>>>>>
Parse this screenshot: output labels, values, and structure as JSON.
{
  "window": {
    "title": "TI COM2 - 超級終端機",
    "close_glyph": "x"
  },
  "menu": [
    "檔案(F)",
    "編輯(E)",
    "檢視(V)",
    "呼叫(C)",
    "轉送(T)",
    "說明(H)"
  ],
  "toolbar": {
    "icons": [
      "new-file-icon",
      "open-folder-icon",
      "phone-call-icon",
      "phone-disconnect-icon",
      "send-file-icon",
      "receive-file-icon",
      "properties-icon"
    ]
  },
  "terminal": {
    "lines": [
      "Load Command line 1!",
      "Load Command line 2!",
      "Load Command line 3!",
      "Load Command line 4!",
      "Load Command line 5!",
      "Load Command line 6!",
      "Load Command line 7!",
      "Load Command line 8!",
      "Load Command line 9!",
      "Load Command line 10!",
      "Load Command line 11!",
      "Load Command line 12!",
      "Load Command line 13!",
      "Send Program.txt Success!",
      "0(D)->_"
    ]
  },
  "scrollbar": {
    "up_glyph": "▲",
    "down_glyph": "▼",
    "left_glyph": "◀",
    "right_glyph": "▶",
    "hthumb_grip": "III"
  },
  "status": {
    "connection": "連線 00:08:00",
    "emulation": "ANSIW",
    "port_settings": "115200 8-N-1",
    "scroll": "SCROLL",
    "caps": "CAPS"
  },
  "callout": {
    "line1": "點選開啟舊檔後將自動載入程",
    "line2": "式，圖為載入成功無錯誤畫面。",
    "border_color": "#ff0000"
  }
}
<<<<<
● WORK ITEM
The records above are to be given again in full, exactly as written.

● SOLUTION TO THIS TASK
Parse this screenshot: output labels, values, and structure as JSON.
{
  "window": {
    "title": "TI COM2 - 超級終端機",
    "close_glyph": "x"
  },
  "menu": [
    "檔案(F)",
    "編輯(E)",
    "檢視(V)",
    "呼叫(C)",
    "轉送(T)",
    "說明(H)"
  ],
  "toolbar": {
    "icons": [
      "new-file-icon",
      "open-folder-icon",
      "phone-call-icon",
      "phone-disconnect-icon",
      "send-file-icon",
      "receive-file-icon",
      "properties-icon"
    ]
  },
  "terminal": {
    "lines": [
      "Load Command line 1!",
      "Load Command line 2!",
      "Load Command line 3!",
      "Load Command line 4!",
      "Load Command line 5!",
      "Load Command line 6!",
      "Load Command line 7!",
      "Load Command line 8!",
      "Load Command line 9!",
      "Load Command line 10!",
      "Load Command line 11!",
      "Load Command line 12!",
      "Load Command line 13!",
      "Send Program.txt Success!",
      "0(D)->_"
    ]
  },
  "scrollbar": {
    "up_glyph": "▲",
    "down_glyph": "▼",
    "left_glyph": "◀",
    "right_glyph": "▶",
    "hthumb_grip": "III"
  },
  "status": {
    "connection": "連線 00:08:00",
    "emulation": "ANSIW",
    "port_settings": "115200 8-N-1",
    "scroll": "SCROLL",
    "caps": "CAPS"
  },
  "callout": {
    "line1": "點選開啟舊檔後將自動載入程",
    "line2": "式，圖為載入成功無錯誤畫面。",
    "border_color": "#ff0000"
  }
}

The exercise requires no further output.